O’Reilly and the “Web 2.0″ Trademark

By Eric Goldman

O’Reilly Media is a publisher of technical books. They also operate some technical conferences, including the “O’Reilly Web 2.0 Conference.” They are in the process of registering a trademark in the phrase “Web 2.0″ for

Arranging and conducting live events, namely, trade shows, expositions and business conferences in various fields, namely, computers, communications, and information technology, and

Organizing and conducting educational conferences, tutorials and workshops in the fields of computers, communication and information technology.

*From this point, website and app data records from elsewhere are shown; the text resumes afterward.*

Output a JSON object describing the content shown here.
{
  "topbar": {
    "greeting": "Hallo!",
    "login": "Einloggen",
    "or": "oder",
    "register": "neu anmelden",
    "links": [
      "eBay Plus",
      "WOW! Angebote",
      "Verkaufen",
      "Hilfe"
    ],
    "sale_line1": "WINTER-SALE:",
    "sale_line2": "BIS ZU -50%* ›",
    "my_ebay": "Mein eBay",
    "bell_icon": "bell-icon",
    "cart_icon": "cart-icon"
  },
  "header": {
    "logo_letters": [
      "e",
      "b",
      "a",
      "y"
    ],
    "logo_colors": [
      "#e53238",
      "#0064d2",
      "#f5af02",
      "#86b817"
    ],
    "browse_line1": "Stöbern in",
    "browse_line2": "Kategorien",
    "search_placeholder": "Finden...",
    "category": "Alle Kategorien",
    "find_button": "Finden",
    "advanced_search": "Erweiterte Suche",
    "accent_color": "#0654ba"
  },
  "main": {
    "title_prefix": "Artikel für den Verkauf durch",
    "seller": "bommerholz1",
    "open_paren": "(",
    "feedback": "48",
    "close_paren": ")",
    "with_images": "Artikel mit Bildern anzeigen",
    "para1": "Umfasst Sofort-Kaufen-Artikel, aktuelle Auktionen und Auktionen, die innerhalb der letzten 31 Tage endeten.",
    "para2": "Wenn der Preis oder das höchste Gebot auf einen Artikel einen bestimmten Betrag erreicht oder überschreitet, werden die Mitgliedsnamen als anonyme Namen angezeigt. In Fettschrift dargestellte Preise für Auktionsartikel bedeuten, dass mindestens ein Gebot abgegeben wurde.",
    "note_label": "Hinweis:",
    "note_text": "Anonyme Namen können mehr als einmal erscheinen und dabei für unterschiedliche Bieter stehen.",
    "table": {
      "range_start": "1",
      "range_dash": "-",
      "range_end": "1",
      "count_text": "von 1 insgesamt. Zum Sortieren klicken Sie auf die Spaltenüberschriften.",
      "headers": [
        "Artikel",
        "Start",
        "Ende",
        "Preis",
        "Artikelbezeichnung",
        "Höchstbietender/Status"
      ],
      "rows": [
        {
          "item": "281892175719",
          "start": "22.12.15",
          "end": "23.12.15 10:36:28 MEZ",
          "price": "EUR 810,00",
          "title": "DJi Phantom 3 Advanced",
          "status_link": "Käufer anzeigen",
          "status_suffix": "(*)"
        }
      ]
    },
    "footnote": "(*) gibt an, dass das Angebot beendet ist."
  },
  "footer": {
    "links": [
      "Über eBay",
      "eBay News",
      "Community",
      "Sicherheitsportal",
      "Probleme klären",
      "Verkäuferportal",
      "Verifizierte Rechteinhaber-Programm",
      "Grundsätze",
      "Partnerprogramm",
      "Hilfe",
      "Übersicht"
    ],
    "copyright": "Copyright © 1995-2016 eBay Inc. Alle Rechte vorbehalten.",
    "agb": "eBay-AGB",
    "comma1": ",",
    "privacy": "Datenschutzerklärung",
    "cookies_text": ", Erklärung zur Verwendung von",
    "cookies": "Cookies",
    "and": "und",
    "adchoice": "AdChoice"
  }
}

An Irish non-profit enterprise called IT@Cork announced the “it@cork Web 2.0 half day Conference.” In response, the corporate parent of O’Reilly [update: this isn't correct--see below] sent a standard bigfoot letter claiming ownership of the phrase “Web 2.0.” Once the C&D letter hit the web, a firestorm of controversy erupted, compounded by the fact that O’Reilly’s principal, Tim, is on vacation, unreachable, and unable to respond to the controversy himself.

In my opinion, the real lesson here is that if your core customer base subscribes to the “information wants to be free” norm–which, I think, fairly describes many of O’Reilly’s customers–then enforcing your trademark rights is a risky proposition. For a taste of how badly customers respond to IP enforcements that violate their norms, see here.

In a sense, I think companies catering to the IWTBF crowd have, by definition, fewer enforceable IP assets than other companies, because some legally enforceable assets simply aren’t viable in the court of popular opinion. I think this is particularly true when the trademark is weak (as Marty says, “If you coin and promulgate a term, you can sell it as a buzzword or you can sell it as a brand, but under trademark law, it’s virtually impossible to do both.”), but I think the advice to tread cautiously applies more generally than that. I’m reminded of the collective guffaw when the original Napster sued to enforce its trademark rights in 2000/2001. It’s not that Napster didn’t have protectable trademark rights (it did), it was just the irony (and maybe the duplicity/”chutzpah“).

But even if a company’s customer base is filled with IP maximalists, trademark owners need to remember that sending a cease-and-desist letter has some risk associated with it. The decision to send the letter is not rote, and it should not be based on abstract fears about the hypothetical loss of trademark rights for inadequate policing. Ironically, I recently posted a link to Deborah Wilcox’s article on when not to send a trademark cease-and-desist letter; her words seem very apropos.

UPDATE: The NYT story. In it, a representative of IT@Cork says that CMP’s backdown illustrates the power of blogs to combat bigfoot letters.

UPDATE 2: Tim O’Reilly’s response after his return from vacation. This response raises a number of issues. First and foremost, the relationship between O’Reilly and CMP wasn’t clear to me at any point in this process. Second, I’m not comfortable with the idea that O’Reilly is trying to point the finger at CMP. At minimum, it appears that an O’Reilly employee knew what CMP was doing, so presumably a different course of action was possible. But I don’t think O’Reilly was that far out of sync with CMP because it appears Tim still thinks that the Web 2.0 mark is worth protecting and that the rights cover Ireland. Finally, I’m not sure about his “shame on the blogosphere” angle–some people absolutely went overboard, but O’Reilly/CMP did make mistakes that the blog pounced on, and O’Reilly’s efforts to provide interim info did little to clarify the issue or calm the matter.

UPDATE 3: Marty thinks that O’Reilly/CMP may have committed “self-inflicted genericide.”